2. The Ferguson police department has around 530 cops —less than 5 of them are Black
3. Ferguson had *zero* homicides for all of 2014 —until Michael Brown was murdered by Darrin Wilson
4. Things you should know: Five Myths About Black-on-Black Crime
5. Michael Brown was 18yrs old and was about to begin college. Brown had no criminal record, and despite the Ferguson PD’s smear campaign, Mike Brown PAID FOR the cigars —those facts are all important and should be known, but even if Brown was a high school dropout with prior arrests who stole the cigars, 1) it wouldn’t have made his life any less valuable, 2) we have a court system and those are not capital offenses and 3) it doesn’t change the fact that the cop who killed him, Darren Wilson, had no idea about Brown’s personal history when he executed Brown. Wilson saw only a Black teen deemed either “too uppity” or “suspicious” because of his skin color
6. Five examples: The Militarization of the police
7. It’s deeply Institutional: Police view Black Children As Less Innocent

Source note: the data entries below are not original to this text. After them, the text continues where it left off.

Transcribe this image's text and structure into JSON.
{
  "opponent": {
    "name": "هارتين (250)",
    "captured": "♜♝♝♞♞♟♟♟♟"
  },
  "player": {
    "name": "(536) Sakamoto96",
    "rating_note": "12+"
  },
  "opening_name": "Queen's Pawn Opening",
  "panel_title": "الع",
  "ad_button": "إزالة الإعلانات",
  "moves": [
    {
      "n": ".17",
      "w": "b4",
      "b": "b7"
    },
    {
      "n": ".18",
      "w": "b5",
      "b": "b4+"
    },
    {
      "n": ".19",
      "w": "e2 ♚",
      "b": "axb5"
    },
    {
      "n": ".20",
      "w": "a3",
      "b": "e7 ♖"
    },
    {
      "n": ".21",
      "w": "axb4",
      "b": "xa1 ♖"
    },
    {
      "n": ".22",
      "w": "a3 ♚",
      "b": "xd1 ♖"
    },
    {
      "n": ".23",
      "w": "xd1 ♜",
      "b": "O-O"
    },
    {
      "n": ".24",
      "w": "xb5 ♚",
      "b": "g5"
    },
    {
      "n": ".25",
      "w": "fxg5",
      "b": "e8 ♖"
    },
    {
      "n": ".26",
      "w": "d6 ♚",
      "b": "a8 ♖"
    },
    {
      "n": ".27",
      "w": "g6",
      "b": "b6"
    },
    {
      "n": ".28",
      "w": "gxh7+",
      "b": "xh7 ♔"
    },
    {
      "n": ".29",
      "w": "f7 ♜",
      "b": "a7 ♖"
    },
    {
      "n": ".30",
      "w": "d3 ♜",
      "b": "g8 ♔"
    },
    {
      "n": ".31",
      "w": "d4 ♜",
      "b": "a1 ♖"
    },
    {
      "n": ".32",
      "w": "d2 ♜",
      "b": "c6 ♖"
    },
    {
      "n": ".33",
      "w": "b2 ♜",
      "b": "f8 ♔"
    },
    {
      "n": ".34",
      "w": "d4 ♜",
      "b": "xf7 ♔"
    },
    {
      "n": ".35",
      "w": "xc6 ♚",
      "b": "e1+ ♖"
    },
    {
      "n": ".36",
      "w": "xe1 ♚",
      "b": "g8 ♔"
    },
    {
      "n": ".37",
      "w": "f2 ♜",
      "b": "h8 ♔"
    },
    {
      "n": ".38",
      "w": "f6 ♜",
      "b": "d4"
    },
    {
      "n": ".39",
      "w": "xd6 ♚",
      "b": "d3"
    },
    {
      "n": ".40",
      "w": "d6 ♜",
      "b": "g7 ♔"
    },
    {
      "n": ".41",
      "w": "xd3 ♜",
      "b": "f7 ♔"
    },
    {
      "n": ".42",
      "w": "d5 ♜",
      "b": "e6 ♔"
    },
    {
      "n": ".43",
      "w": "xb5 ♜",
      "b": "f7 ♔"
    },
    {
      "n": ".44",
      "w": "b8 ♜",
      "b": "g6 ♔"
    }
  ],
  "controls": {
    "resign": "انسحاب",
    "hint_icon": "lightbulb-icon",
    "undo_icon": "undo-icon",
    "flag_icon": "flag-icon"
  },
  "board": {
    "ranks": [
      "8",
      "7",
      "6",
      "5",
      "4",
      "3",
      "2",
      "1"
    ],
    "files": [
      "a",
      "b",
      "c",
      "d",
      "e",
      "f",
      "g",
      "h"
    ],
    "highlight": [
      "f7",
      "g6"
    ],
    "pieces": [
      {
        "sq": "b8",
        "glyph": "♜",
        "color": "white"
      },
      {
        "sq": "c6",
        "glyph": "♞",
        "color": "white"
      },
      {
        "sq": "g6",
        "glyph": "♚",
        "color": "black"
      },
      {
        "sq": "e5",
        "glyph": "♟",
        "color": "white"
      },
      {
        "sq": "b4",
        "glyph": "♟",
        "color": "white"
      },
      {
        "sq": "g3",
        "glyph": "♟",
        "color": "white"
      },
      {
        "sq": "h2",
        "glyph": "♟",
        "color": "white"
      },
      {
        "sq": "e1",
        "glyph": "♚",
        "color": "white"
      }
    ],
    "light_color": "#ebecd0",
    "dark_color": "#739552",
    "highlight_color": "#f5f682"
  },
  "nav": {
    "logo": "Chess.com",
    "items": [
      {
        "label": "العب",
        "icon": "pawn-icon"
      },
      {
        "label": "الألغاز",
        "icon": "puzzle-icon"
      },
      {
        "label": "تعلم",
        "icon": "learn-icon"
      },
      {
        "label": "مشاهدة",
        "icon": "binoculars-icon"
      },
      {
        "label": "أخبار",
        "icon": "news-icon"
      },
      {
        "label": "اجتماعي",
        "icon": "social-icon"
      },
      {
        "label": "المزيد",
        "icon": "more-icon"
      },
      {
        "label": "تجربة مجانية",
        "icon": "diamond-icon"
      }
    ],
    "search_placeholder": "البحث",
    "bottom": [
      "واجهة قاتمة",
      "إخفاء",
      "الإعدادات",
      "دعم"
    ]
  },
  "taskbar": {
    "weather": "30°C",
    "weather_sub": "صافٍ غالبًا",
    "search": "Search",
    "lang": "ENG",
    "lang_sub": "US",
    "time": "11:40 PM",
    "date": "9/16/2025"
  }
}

All absolutely valid and horrifying but I’m also really confused by “less than five” black cops??LikeThat’s a really small number to count why not just tell us how many there are

vstheworld:

odinsblog:

The New Jim Crow

1. Ferguson, Missouri has a population of approximately 21,000 people — roughly 75% of those residents are Black

2. The Ferguson police department has around 530 cops —less than 5 of them are Black

3. Ferguson had *zero* homicides for all of 2014 —until Michael Brown was murdered by Darrin Wilson

4. Things you should know: Five Myths About Black-on-Black Crime

5. Michael Brown was 18yrs old and was about to begin college. Brown had no criminal record, and despite the Ferguson PD’s smear campaign, Mike Brown PAID FOR the cigars —those facts are all important and should be known, but even if Brown was a high school dropout with prior arrests who stole the cigars, 1) it wouldn’t have made his life any less valuable, 2) we have a court system and those are not capital offenses and 3) it doesn’t change the fact that the cop who killed him, Darren Wilson, had no idea about Brown’s personal history when he executed Brown. Wilson saw only a Black teen deemed either “too uppity” or “suspicious” because of his skin color

6. Five examples: The Militarization of the police

7. It’s deeply Institutional: Police view Black Children As Less Innocent

All absolutely valid and horrifying but I’m also really confused by “less than five” black cops??

Like

That’s a really small number to count why not just tell us how many there are

pretty-period:

More girls should join boys’ teams so it could be a tradition and it wouldn’t be so special.” - 13-year-old Mo’Ne Davis, the 18th girl to play in the Little League World Series in its 68-year history, the FIRST girl to throw a Little League World Series SHUTOUT. Her fastball? 70 MILES PER HOUR. #throwlikeagirl #BlackGirlsROCK

(via vstheworld)

dynastylnoire:

lovelifelaurennn:

breenewsome:

This is #JonathanFerrell. Last summer, he crashed his car in Charlotte. He climbed out of his car and started walking in search of help. Police arrived, surrounded the site of the crash and Ofc. Randall Kerrick shot Jonathan multiple times in the chest, killing him. #endpolicebrutality

WHAT?

let us not forget

dynastylnoire:

lovelifelaurennn:

breenewsome:

This is #JonathanFerrell. Last summer, he crashed his car in Charlotte. He climbed out of his car and started walking in search of help. Police arrived, surrounded the site of the crash and Ofc. Randall Kerrick shot Jonathan multiple times in the chest, killing him. #endpolicebrutality

WHAT?

let us not forget

(via feministbecky)